The intended Regulations will outline specific documents to be published on the superannuation entity’s website. Information required to be published about specific individuals, such as the name and a brief biography of each director or individuals involved in the trusteeship of the fund, will likely be personal information and subject to the Privacy Act and the NPPs. However, given the disclosure of this information will be required if the Bill is enacted, NPP 2 will permit its disclosure as an exception. Thus, its disclosure needs to be balanced against the privacy interests of the individuals concerned. OAIC recommends that the EM to the Bill includes the policy rationale for the disclosure of this information, and detailed arguments supporting why mandatory disclosure of this information is necessary to fulfil the Bill’s objectives. Also, affected parties should be consulted by the Treasury to address their concerns with the disclosure of this information.

Lastly, OAIC recommends that a privacy impact statement of the proposals in the Bill is undertaken by the Treasury, to identify and assess the privacy impacts that may arise from Schedule 3 of the Bill.

OAIC comments on the Independent Review of Australian Government Environmental Information Activity (Review)

The OAIC has noted that this Review will assess current environmental information activity, identify opportunities for improving how the Government conducts its environmental information business, and identify and address systematic issues in environmental information management.

On this basis, OAIC has made the following comments on the Review’s Discussion Paper:

  • firstly, the objectives of the Review are consistent with the Government’s broader information objectives and in line with the Government’s intended reform for Australian Government administration to deliver better service, create open government and improve agency capability and efficiency
  • secondly, with respect to assessing how environmental information is acquired, managed and used, and particularly with respect to the proposed National Plan for Environment Information and the development of an integrated Environmental Information System, OAIC recommends that the Review considers its Principles on open public sector information (Principles), which are central to the management of government information in Australia and which set out the central values of open public sector information, and
  • in providing its response to the relevant questions set out in the Discussion Paper, OAIC commented as follows:
    • the Principles, which were developed to guide agency information governance within the Government, should be used to ensure effective government of environmental information activities.

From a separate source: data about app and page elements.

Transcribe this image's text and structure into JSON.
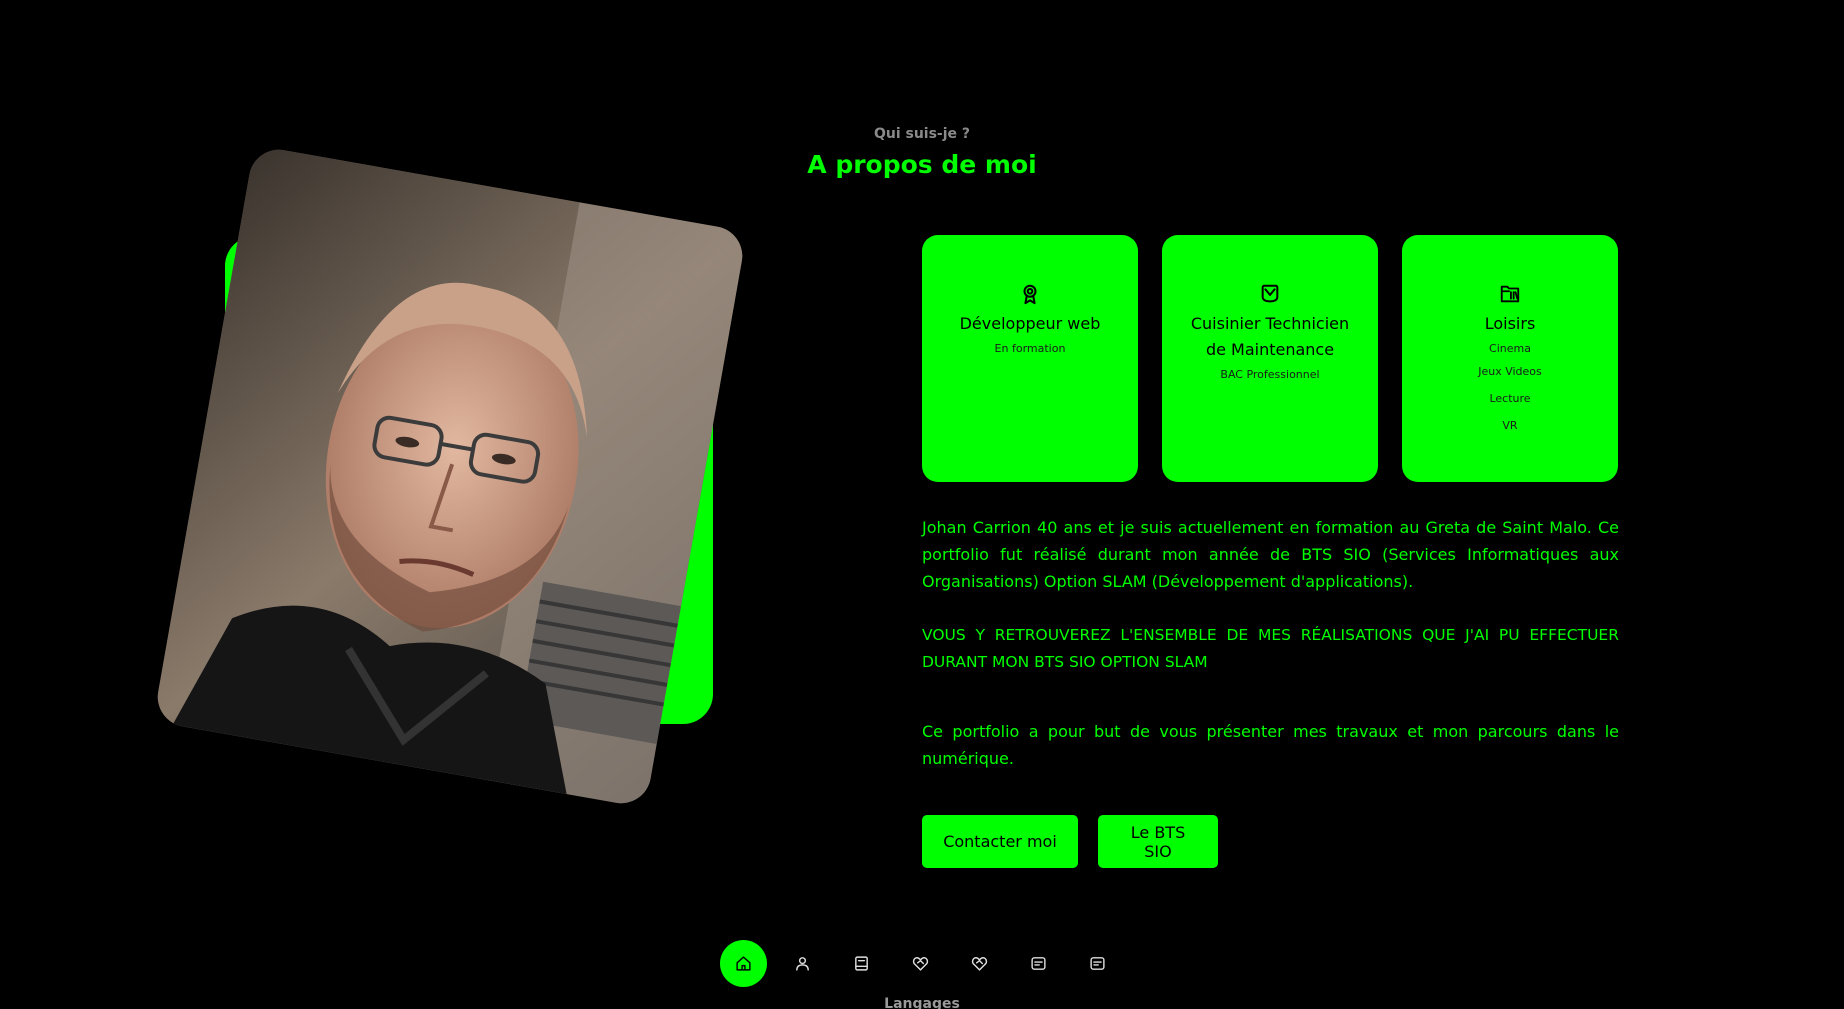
{
  "header": {
    "subtitle": "Qui suis-je ?",
    "title": "A propos de moi"
  },
  "cards": [
    {
      "icon": "award-icon",
      "title": "Développeur web",
      "subs": [
        "En formation"
      ]
    },
    {
      "icon": "chef-icon",
      "title": "Cuisinier Technicien de Maintenance",
      "subs": [
        "BAC Professionnel"
      ]
    },
    {
      "icon": "library-icon",
      "title": "Loisirs",
      "subs": [
        "Cinema",
        "Jeux Videos",
        "Lecture",
        "VR"
      ]
    }
  ],
  "about": {
    "p1": "Johan Carrion 40 ans et je suis actuellement en formation au Greta de Saint Malo. Ce portfolio fut réalisé durant mon année de BTS SIO (Services Informatiques aux Organisations) Option SLAM (Développement d'applications).",
    "p2": "VOUS Y RETROUVEREZ L'ENSEMBLE DE MES RÉALISATIONS QUE J'AI PU EFFECTUER DURANT MON BTS SIO OPTION SLAM",
    "p3": "Ce portfolio a pour but de vous présenter mes travaux et mon parcours dans le numérique."
  },
  "buttons": {
    "contact": "Contacter moi",
    "bts": "Le BTS SIO"
  },
  "nav": {
    "items": [
      "home-icon",
      "user-icon",
      "book-icon",
      "heart-handshake-icon",
      "heart-handshake-icon",
      "message-icon",
      "message-icon"
    ],
    "active_index": 0
  },
  "next_section": "Langages",
  "colors": {
    "accent": "#00ff00",
    "background": "#000000",
    "muted": "#8a8a8a"
  }
}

For effective information governance, agencies need to manage information as a core strategic asset. Each agency should also have a responsible senior executive and supportive information governance body for the management and governance of information in accordance with OAIC’s Principles
    • the application of appropriate open licensing terms will facilitate the reuse of public sector information without unnecessary impediments. By default, agencies should publish public sector information under licence in accordance with principle 6 of OAIC’s Principles. This licence allows others to distribute, reuse and build upon licensed work, provided that credit is given to the original creator, and
    • to maximise the utility and value of public sector information, that information should be discoverable and useable and agencies should have regard to principle 5 of OAIC’s Principles on the publication of information and associated standards of information sharing.

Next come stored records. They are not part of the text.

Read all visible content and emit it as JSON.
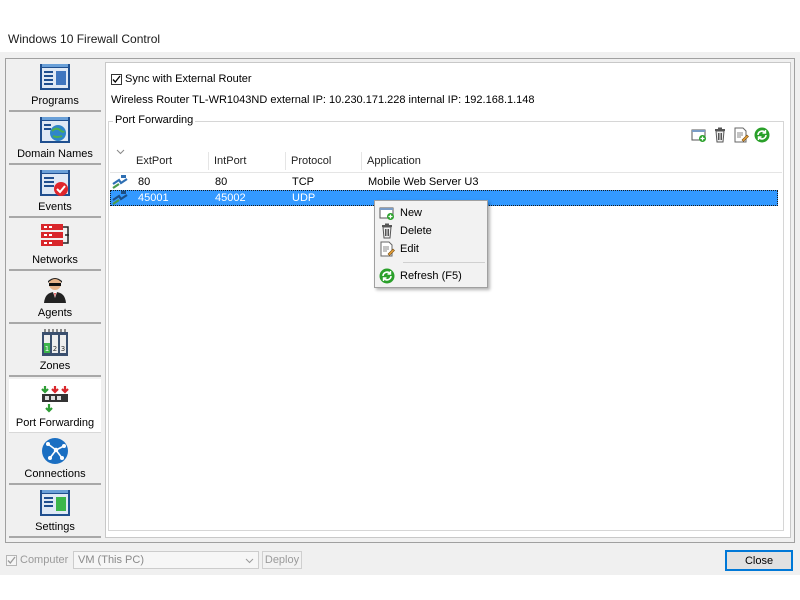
{
  "window": {
    "title": "Windows 10 Firewall Control"
  },
  "sidebar": {
    "items": [
      {
        "label": "Programs",
        "icon": "programs-icon"
      },
      {
        "label": "Domain Names",
        "icon": "domain-names-icon"
      },
      {
        "label": "Events",
        "icon": "events-icon"
      },
      {
        "label": "Networks",
        "icon": "networks-icon"
      },
      {
        "label": "Agents",
        "icon": "agents-icon"
      },
      {
        "label": "Zones",
        "icon": "zones-icon"
      },
      {
        "label": "Port Forwarding",
        "icon": "port-forwarding-icon",
        "active": true
      },
      {
        "label": "Connections",
        "icon": "connections-icon"
      },
      {
        "label": "Settings",
        "icon": "settings-icon"
      }
    ]
  },
  "main": {
    "sync_label": "Sync with External Router",
    "sync_checked": true,
    "router_info": "Wireless Router TL-WR1043ND external IP: 10.230.171.228 internal IP: 192.168.1.148",
    "group_label": "Port Forwarding",
    "toolbar": [
      "new-icon",
      "delete-icon",
      "edit-icon",
      "refresh-icon"
    ],
    "table": {
      "columns": [
        "ExtPort",
        "IntPort",
        "Protocol",
        "Application"
      ],
      "rows": [
        {
          "ext": "80",
          "int": "80",
          "protocol": "TCP",
          "app": "Mobile Web Server U3",
          "selected": false
        },
        {
          "ext": "45001",
          "int": "45002",
          "protocol": "UDP",
          "app": "",
          "selected": true
        }
      ]
    }
  },
  "context_menu": {
    "items": [
      {
        "label": "New",
        "icon": "new-icon"
      },
      {
        "label": "Delete",
        "icon": "delete-icon"
      },
      {
        "label": "Edit",
        "icon": "edit-icon"
      },
      {
        "label": "Refresh (F5)",
        "icon": "refresh-icon"
      }
    ]
  },
  "bottom": {
    "computer_label": "Computer",
    "computer_checked": true,
    "combo_value": "VM (This PC)",
    "deploy_label": "Deploy",
    "close_label": "Close"
  },
  "colors": {
    "selection": "#3399ff",
    "accent": "#0078d7",
    "refresh_green": "#2aa02a"
  }
}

OAIC promotes cybersecurity

In a media release dated 14 June 2012, the OAIC promoted National Cybersecurity Awareness Week 2012, and encouraged individuals and businesses alike to take active steps to protect personal information from online privacy and data breaches. Businesses in particular were encouraged to consider OAIC’s guide on data breach notification, which aims to assist businesses in responding to data breaches and implementing preventative action. OAIC suggested that businesses voluntarily notify them of any data breaches, so that OAIC can assist businesses to speedily resolve issues and contain a breach.